Wolf Blitzer asked a hypothetical question to Ron Paul about how society should respond if a healthy 30-year-old man with a good job who decided against buying health insurance suddenly goes into a coma and requires intensive care for six months. When Blitzer responded by saying, "Are you saying that society should just let him die?" several in the audience yelled "yeah" and started to cheer.
Conservative Andrew Sullivan writing for The Daily Beast's The Dish Tuesday noted that the United States obligates society to save someone in an emergency room. "America, moreover, has a law on the books that makes it a crime not to treat and try to save a human being who walks into an emergency room. So we have already made that collective decision and if the GOP wants to revisit it, they can," Sullivan wrote.
So what is your take on this? I'm interested to know.
If you agree with the crowd, should we also, out of consistency, remove the emergency room care law? And what are you thoughts on the crowd's cherring the hypothetical death of a reckless/negligent man?

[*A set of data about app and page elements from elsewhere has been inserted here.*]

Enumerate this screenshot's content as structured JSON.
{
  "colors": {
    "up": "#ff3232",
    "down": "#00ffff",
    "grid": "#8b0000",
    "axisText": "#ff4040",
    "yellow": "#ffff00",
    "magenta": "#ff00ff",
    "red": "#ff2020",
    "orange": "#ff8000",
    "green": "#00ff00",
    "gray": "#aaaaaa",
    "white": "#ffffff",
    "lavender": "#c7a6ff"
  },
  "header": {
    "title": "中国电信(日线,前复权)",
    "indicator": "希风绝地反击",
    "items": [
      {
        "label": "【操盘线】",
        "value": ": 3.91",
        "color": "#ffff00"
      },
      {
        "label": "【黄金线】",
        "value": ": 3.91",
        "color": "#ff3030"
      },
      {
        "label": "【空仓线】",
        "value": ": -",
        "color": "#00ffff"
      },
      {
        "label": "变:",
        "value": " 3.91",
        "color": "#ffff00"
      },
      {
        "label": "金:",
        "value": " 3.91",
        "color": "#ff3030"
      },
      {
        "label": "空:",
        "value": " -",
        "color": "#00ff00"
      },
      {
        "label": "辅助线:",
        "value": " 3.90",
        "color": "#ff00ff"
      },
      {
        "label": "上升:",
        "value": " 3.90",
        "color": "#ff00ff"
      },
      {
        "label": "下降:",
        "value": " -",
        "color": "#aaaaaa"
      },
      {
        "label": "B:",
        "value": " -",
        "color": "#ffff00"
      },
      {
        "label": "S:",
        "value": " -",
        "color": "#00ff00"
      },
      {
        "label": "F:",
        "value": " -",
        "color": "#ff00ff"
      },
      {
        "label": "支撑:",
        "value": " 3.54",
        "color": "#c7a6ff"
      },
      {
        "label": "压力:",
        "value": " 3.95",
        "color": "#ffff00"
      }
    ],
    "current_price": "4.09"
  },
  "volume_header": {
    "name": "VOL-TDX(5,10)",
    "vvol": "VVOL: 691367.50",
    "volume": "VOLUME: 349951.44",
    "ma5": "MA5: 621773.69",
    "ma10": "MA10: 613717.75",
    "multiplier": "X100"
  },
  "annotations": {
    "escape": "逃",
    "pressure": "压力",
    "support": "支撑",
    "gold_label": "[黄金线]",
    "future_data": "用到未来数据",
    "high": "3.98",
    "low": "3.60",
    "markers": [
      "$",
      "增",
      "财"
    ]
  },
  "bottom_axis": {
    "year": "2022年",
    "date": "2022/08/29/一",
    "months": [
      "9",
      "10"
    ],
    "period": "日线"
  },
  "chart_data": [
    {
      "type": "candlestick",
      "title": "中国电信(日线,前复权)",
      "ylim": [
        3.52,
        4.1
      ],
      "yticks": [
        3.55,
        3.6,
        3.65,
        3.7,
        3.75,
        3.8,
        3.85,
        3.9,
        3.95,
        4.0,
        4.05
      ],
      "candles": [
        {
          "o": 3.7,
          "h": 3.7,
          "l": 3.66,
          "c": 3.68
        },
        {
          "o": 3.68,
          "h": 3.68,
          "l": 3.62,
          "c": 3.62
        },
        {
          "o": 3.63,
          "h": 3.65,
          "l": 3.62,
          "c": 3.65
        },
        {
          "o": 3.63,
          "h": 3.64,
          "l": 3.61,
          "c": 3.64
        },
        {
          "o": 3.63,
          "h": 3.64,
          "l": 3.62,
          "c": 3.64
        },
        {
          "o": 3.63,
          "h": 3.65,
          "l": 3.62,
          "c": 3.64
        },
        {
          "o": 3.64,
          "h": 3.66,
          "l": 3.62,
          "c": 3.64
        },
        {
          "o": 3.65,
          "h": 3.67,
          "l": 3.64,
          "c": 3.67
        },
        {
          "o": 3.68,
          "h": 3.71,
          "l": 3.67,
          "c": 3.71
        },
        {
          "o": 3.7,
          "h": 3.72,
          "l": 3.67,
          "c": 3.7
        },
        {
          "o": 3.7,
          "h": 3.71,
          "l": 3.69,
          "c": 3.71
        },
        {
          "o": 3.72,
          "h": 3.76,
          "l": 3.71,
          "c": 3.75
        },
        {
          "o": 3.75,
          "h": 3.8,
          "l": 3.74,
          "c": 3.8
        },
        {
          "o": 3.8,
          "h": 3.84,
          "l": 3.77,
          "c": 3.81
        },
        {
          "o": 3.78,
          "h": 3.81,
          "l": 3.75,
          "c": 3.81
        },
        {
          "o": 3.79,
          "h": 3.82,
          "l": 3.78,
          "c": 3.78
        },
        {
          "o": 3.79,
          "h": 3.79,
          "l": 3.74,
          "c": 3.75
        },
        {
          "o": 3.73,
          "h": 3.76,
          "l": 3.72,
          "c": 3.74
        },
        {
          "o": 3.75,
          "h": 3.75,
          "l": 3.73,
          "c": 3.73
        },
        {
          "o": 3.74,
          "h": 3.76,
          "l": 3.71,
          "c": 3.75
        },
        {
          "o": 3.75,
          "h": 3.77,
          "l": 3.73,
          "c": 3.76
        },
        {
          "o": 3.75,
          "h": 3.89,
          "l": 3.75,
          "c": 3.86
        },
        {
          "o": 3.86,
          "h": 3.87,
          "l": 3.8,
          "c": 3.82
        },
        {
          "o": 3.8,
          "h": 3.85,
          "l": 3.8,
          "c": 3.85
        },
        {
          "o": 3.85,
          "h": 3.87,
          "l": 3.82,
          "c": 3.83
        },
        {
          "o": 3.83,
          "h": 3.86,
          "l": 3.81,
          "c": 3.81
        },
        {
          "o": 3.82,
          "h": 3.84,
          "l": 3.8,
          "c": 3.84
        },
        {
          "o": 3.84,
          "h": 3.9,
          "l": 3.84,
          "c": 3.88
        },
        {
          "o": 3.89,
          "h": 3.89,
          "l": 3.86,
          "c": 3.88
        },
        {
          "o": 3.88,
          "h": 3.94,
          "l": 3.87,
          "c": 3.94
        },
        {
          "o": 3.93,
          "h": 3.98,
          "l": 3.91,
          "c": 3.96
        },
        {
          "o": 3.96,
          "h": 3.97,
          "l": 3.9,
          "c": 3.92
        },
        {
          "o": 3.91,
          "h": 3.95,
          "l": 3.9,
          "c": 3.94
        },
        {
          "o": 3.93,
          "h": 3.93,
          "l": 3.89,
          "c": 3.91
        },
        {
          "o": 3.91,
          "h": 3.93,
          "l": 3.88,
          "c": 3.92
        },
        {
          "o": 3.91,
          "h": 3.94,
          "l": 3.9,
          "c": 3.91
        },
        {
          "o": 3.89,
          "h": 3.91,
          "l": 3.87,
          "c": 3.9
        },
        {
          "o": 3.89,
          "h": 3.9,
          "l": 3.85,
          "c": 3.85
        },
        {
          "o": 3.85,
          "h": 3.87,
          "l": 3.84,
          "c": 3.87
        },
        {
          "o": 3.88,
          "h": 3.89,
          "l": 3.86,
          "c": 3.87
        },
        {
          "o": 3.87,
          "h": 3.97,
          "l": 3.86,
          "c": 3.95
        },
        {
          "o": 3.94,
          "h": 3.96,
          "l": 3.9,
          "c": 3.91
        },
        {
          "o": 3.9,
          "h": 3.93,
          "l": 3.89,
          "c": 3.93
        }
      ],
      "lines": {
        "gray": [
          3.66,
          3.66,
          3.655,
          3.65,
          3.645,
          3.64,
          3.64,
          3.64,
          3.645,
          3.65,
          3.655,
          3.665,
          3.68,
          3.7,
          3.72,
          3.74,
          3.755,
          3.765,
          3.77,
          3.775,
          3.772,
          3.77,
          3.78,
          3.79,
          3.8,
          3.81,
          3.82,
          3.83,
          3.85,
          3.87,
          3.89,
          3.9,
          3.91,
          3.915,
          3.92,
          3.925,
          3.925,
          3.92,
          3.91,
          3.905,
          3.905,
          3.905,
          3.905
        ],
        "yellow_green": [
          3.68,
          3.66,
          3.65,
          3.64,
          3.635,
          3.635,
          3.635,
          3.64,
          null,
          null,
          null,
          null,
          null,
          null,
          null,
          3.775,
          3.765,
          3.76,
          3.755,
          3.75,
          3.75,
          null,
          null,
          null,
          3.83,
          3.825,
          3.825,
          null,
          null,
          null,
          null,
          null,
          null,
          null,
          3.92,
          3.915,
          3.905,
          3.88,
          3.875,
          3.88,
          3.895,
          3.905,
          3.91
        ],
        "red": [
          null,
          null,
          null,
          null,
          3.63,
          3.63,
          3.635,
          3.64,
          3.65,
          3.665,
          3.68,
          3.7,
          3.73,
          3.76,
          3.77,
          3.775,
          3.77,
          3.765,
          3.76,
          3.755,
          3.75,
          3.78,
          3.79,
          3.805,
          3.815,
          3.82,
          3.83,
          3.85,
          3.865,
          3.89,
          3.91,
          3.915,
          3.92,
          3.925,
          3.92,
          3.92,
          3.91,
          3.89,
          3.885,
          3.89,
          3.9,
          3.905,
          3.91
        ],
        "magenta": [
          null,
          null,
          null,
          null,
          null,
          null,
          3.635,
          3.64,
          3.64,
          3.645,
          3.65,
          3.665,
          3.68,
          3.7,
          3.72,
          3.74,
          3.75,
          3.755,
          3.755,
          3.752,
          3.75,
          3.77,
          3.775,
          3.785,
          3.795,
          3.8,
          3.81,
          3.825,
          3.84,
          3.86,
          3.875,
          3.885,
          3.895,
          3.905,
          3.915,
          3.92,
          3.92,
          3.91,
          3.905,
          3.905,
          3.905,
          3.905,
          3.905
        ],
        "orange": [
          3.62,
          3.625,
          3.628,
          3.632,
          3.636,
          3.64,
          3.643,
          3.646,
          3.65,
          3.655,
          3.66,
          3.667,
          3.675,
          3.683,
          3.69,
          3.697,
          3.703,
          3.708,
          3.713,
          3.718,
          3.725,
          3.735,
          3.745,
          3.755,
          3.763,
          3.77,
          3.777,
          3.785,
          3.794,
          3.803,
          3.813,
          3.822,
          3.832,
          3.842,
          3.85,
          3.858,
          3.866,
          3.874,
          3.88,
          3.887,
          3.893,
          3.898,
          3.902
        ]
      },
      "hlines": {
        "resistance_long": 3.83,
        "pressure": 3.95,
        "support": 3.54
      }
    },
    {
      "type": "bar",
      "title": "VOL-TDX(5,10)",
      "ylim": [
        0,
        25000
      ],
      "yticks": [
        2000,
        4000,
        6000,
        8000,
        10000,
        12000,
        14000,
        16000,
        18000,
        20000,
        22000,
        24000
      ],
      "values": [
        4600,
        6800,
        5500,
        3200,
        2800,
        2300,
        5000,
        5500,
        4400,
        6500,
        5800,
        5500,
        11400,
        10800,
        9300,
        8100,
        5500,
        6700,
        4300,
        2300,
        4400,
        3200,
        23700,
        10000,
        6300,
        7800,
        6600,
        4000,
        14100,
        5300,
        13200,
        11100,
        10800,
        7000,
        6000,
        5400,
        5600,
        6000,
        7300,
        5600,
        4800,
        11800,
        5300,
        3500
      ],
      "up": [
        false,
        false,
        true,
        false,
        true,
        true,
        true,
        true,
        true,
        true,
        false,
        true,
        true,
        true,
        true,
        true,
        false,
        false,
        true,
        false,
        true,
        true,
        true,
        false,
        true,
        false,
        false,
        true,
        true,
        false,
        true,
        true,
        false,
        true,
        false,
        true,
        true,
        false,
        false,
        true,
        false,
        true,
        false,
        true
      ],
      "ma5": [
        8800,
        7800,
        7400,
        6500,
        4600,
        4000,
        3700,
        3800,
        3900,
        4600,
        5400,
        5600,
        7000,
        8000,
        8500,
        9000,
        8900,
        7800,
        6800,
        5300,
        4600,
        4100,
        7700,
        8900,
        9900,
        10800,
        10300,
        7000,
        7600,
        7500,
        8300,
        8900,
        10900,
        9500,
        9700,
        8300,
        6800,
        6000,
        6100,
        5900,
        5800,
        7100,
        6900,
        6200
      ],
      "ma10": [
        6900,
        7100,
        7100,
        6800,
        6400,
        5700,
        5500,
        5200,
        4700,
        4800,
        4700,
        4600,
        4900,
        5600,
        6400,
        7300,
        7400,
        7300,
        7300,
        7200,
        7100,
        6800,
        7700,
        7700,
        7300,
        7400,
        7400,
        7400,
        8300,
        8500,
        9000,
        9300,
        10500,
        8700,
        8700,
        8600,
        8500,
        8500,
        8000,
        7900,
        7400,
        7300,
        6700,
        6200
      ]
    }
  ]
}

If you disagree with the crowd, why should society be legally coerced (as opposed to simply letting charities move in) to help a man who was unwilling to be risk averse and now we must foot the bill and pay for his reckless and negligent attitude and behavior? What are your thoughts on the free-rider problem?